**Problem**
Please repeat all of the listing exactly.

*** Exercise input Section Begins ***

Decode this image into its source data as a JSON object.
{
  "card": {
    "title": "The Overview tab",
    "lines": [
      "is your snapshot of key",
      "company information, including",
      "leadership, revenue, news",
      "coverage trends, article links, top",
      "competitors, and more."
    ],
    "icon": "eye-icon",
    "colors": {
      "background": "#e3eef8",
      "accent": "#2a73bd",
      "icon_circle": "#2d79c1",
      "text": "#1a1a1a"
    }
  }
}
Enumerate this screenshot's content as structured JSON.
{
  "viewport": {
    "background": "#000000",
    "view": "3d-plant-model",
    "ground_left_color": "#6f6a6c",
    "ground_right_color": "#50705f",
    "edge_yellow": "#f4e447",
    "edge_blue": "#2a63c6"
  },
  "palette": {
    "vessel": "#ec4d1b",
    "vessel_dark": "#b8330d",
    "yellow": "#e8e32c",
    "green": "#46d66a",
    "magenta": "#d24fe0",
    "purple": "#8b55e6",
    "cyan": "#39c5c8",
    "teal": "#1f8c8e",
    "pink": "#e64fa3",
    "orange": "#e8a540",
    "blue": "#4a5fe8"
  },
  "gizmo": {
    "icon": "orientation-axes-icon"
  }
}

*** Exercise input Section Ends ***

**Answer space**
Decode this image into its source data as a JSON object.
{
  "card": {
    "title": "The Overview tab",
    "lines": [
      "is your snapshot of key",
      "company information, including",
      "leadership, revenue, news",
      "coverage trends, article links, top",
      "competitors, and more."
    ],
    "icon": "eye-icon",
    "colors": {
      "background": "#e3eef8",
      "accent": "#2a73bd",
      "icon_circle": "#2d79c1",
      "text": "#1a1a1a"
    }
  }
}
Enumerate this screenshot's content as structured JSON.
{
  "viewport": {
    "background": "#000000",
    "view": "3d-plant-model",
    "ground_left_color": "#6f6a6c",
    "ground_right_color": "#50705f",
    "edge_yellow": "#f4e447",
    "edge_blue": "#2a63c6"
  },
  "palette": {
    "vessel": "#ec4d1b",
    "vessel_dark": "#b8330d",
    "yellow": "#e8e32c",
    "green": "#46d66a",
    "magenta": "#d24fe0",
    "purple": "#8b55e6",
    "cyan": "#39c5c8",
    "teal": "#1f8c8e",
    "pink": "#e64fa3",
    "orange": "#e8a540",
    "blue": "#4a5fe8"
  },
  "gizmo": {
    "icon": "orientation-axes-icon"
  }
}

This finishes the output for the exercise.